The area chosen was heavily forested, with few suitable clearings for an air assault - but there were some, and on 19 May the 68th and 118th Assault Helicopter Companies began ferrying 3/22, led by Bravo Company, into the the chosen landing zone.
Unbeknownst to the Americans the enemy had built defensive bunkers and entrenchments in the tree lines surrounding clearings they considered to be likely landing areas and had mined the clearings themselves. The first lift went quietly enough, but by the time the second lift arrived the enemy had manned his defensive works and was ready to fight. The first sign of what was to come was a command-detonated 155mm shell which destroyed two UH-1s in the second wave. Other mine explosions followed, and the unopposed landing very quickly became a vicious fight between the outnumbered Americans and the surrounding enemy troops.
It was immediately clear the survival of the Americans on the ground depended on the ability of the Huey aircrews to get more infantrymen into the battle without delay - and the Huey crews responded accordingly. An adjacent clearing was pressed into use to expand the available landing area, an expedient that became invaluable as brush fires burned through the original LZ. As the day wore on both landing areas became strewn with downed Hueys, most of them done in by the mines. Some Huey crewmen stripped their aircraft of machine guns and became infantrymen, while others pulled wounded men from downed aircraft and established a medevac area.

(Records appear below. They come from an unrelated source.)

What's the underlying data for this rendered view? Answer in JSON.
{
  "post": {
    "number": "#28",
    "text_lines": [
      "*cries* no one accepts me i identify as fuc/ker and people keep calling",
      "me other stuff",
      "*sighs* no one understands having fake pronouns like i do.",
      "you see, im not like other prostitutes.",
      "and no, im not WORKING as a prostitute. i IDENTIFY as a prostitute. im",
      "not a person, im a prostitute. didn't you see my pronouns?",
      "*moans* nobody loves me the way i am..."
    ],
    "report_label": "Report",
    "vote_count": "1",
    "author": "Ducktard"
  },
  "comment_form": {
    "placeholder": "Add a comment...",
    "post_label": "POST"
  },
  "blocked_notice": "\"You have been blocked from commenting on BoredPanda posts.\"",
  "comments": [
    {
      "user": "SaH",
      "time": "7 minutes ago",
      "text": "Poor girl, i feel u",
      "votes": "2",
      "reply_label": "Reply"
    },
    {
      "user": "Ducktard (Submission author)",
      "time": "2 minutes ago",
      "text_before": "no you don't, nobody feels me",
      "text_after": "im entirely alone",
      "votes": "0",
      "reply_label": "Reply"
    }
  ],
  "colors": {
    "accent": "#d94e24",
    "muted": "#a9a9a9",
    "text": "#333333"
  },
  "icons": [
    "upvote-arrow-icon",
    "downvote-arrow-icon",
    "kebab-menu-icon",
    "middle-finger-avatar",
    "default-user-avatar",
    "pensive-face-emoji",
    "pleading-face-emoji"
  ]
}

Meantime, as more of the 3/22 infantrymen were brought in, air and artillery support went to work on the treelines. The 3/22 infantrymen gradually got the better of the fight and towards afternoon the VC withdrew. By nightfall the heavy guns of the 2nd Battalion, 77th Artillery had been brought in and the American soldiers were able to concentrate on establishing a defensible night position. Fire Support Base GOLD had been taken by assault - but at considerable cost. The burned-out wreckage of several Hueys littered the area and four Huey crewmen were dead. Bravo 3/22 had borne the brunt with nine dead, and a mortarman from HQ Company was killed by a mine as he stepped from a Huey. The dead were
Top of Page|
With all respect
Jim Schueckler, former CW2, US Army
Ken Davis, Commander, United States Navy (Ret)
Memorial first published on 25 Apr 2001
Last updated 08/10/2009